In response to Sandy, the Edison Electric Institute (EEI) issued an updated report: “Undergrounding of Overhead Power Lines.” EEI is the association of shareholder-owned electric companies that represent approximately 70 percent of the U.S. electric power industry.

Even when storms are not wreaking havoc on utilities, many communities want to improve the aesthetics of their neighborhoods by moving lines underground. Naturally, there are many issues to consider because of the substantial implications for reliability and cost.

Over the years, many states have issued reports that addressed whether undergrounding would improve the reliability and availability of electric service during and after major storms. An earlier EEI reliability report said that 67 percent of outage minutes were weather-related.

urrently, no state has recommended the wholesale undergrounding of its utility infrastructure. The high cost of conversion has always been the problem.

Because of the importance of cost to consumers, EEI polled customers concerning their willingness to pay for undergrounding. The results indicated that 60 percent of electric customers were willing to pay at least 1 to 10 percent more on their bills for undergrounding. Eleven percent were willing to pay up to 20 percent more. However, fewer than 10 percent were willing to incur an increase of 100 percent to pay for the more realistic cost of undergrounding.

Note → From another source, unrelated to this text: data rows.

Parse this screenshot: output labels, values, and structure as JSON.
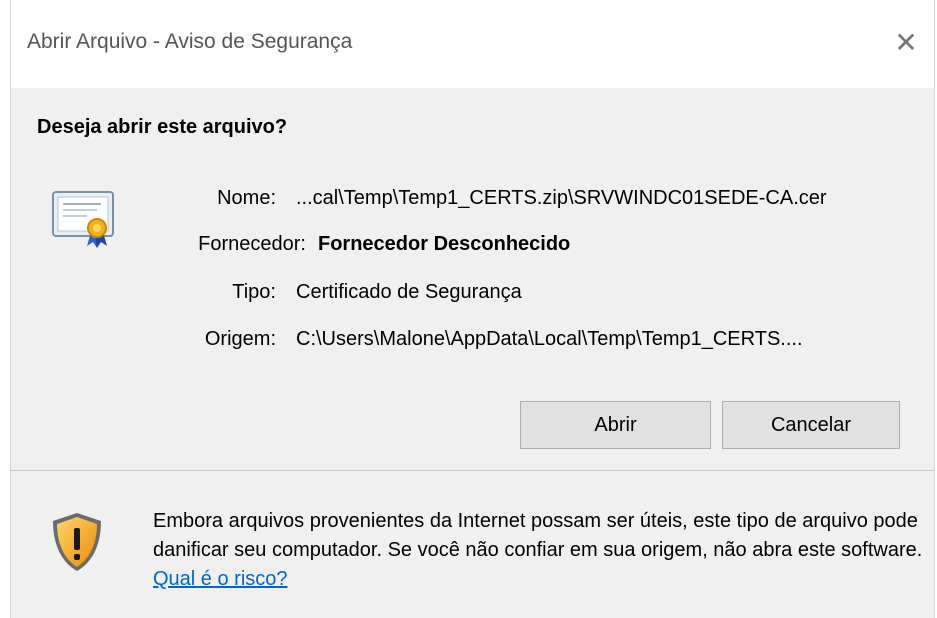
{
  "window": {
    "title": "Abrir Arquivo - Aviso de Segurança",
    "close_glyph": "✕"
  },
  "question": "Deseja abrir este arquivo?",
  "fields": {
    "name_label": "Nome:",
    "name_value": "...cal\\Temp\\Temp1_CERTS.zip\\SRVWINDC01SEDE-CA.cer",
    "publisher_label": "Fornecedor:",
    "publisher_value": "Fornecedor Desconhecido",
    "type_label": "Tipo:",
    "type_value": "Certificado de Segurança",
    "origin_label": "Origem:",
    "origin_value": "C:\\Users\\Malone\\AppData\\Local\\Temp\\Temp1_CERTS...."
  },
  "buttons": {
    "open": "Abrir",
    "cancel": "Cancelar"
  },
  "warning": {
    "text": "Embora arquivos provenientes da Internet possam ser úteis, este tipo de arquivo pode danificar seu computador. Se você não confiar em sua origem, não abra este software.",
    "link": "Qual é o risco?"
  },
  "icons": {
    "certificate": "certificate-icon",
    "shield": "shield-warning-icon",
    "close": "close-icon"
  },
  "colors": {
    "link": "#0066cc",
    "dialog_bg": "#f0f0f0",
    "button_bg": "#e1e1e1",
    "shield": "#f5a623"
  }
}
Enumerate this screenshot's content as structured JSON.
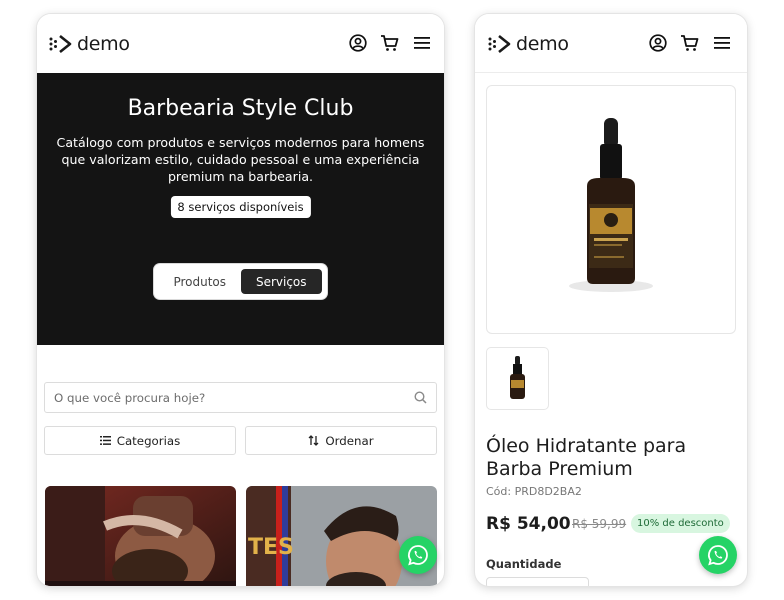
{
  "brand": {
    "logo_text": "demo"
  },
  "catalog_screen": {
    "hero": {
      "title": "Barbearia Style Club",
      "description": "Catálogo com produtos e serviços modernos para homens que valorizam estilo, cuidado pessoal e uma experiência premium na barbearia.",
      "badge": "8 serviços disponíveis",
      "toggle": {
        "products_label": "Produtos",
        "services_label": "Serviços",
        "active": "Serviços"
      }
    },
    "search": {
      "placeholder": "O que você procura hoje?"
    },
    "filters": {
      "categories_label": "Categorias",
      "sort_label": "Ordenar"
    },
    "cards": [
      {
        "image": "barber-shaving-photo"
      },
      {
        "image": "fade-haircut-photo"
      }
    ]
  },
  "product_screen": {
    "product": {
      "name": "Óleo Hidratante para Barba Premium",
      "code": "Cód: PRD8D2BA2",
      "price": "R$ 54,00",
      "old_price": "R$ 59,99",
      "discount": "10% de desconto",
      "quantity_label": "Quantidade"
    }
  },
  "icons": [
    "logo-arrow-icon",
    "user-icon",
    "cart-icon",
    "menu-icon",
    "search-icon",
    "list-icon",
    "sort-icon",
    "whatsapp-icon"
  ],
  "colors": {
    "hero_bg": "#141414",
    "toggle_active": "#262626",
    "whatsapp": "#25d366",
    "discount_bg": "#d8f6e0",
    "discount_text": "#1e6b37"
  }
}
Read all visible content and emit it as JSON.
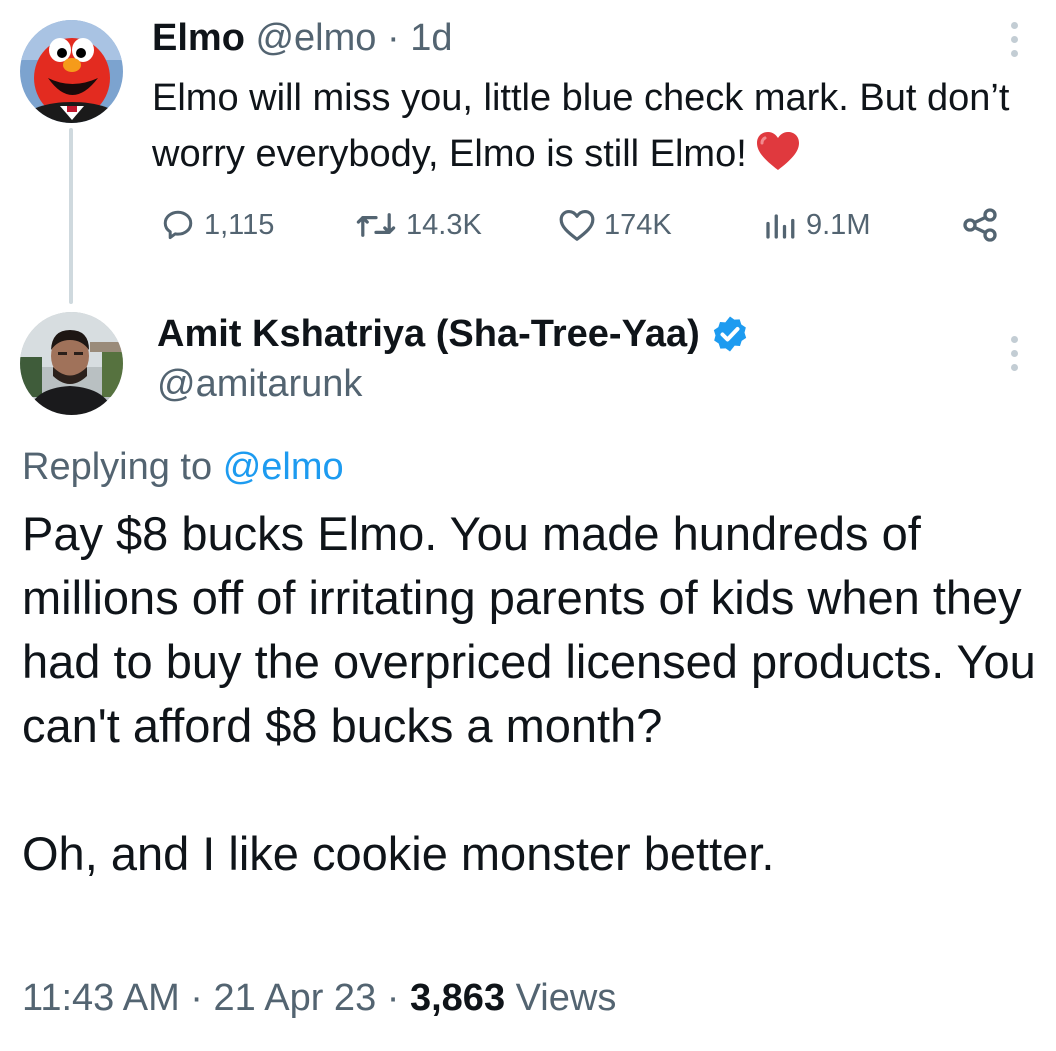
{
  "tweet1": {
    "display_name": "Elmo",
    "handle": "@elmo",
    "separator": "·",
    "age": "1d",
    "text": "Elmo will miss you, little blue check mark. But don’t worry everybody, Elmo is still Elmo!",
    "emoji_icon": "red-heart-icon",
    "avatar_icon": "elmo-avatar",
    "actions": {
      "replies": "1,115",
      "retweets": "14.3K",
      "likes": "174K",
      "views": "9.1M"
    }
  },
  "tweet2": {
    "display_name": "Amit Kshatriya (Sha-Tree-Yaa)",
    "verified_icon": "verified-badge-icon",
    "handle": "@amitarunk",
    "replying_prefix": "Replying to",
    "replying_handle": "@elmo",
    "paragraph1": "Pay $8 bucks Elmo. You made hundreds of millions off of irritating parents of kids when they had to buy the overpriced licensed products. You can't afford $8 bucks a month?",
    "paragraph2": "Oh, and I like cookie monster better.",
    "time": "11:43 AM",
    "date": "21 Apr 23",
    "separator": "·",
    "views_count": "3,863",
    "views_label": "Views"
  },
  "colors": {
    "text": "#0f1419",
    "muted": "#536471",
    "link": "#1d9bf0",
    "verified": "#1d9bf0",
    "thread_line": "#cfd9de"
  }
}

This information confirms the experience of most utilities and state commissions that customers have limited tolerance to pay the higher costs for undergrounding.

EEI also looked at major storm data from the previous nine years to determine what trends and impacts these events are having on the electrical industry. The data was somewhat inconclusive because the number of storms had increased, but the average outage time per customer declined at times. This may mean that utility restoration responses have improved with the increased use of mutual assistance. Some measures of reliability indicated that underground electric infrastructure has only a slightly better reliability performance than overhead electric systems, while other measures showed a higher reliability factor for underground facilities. One explanation may be that many underground facilities are fed by overhead facilities, which can become disabled during storms. Repairs and upgrades to underground outages are also often more complex and costly. Dramatically, Sandy also proved that some underground facilities are highly vulnerable to flooding and water ­damage.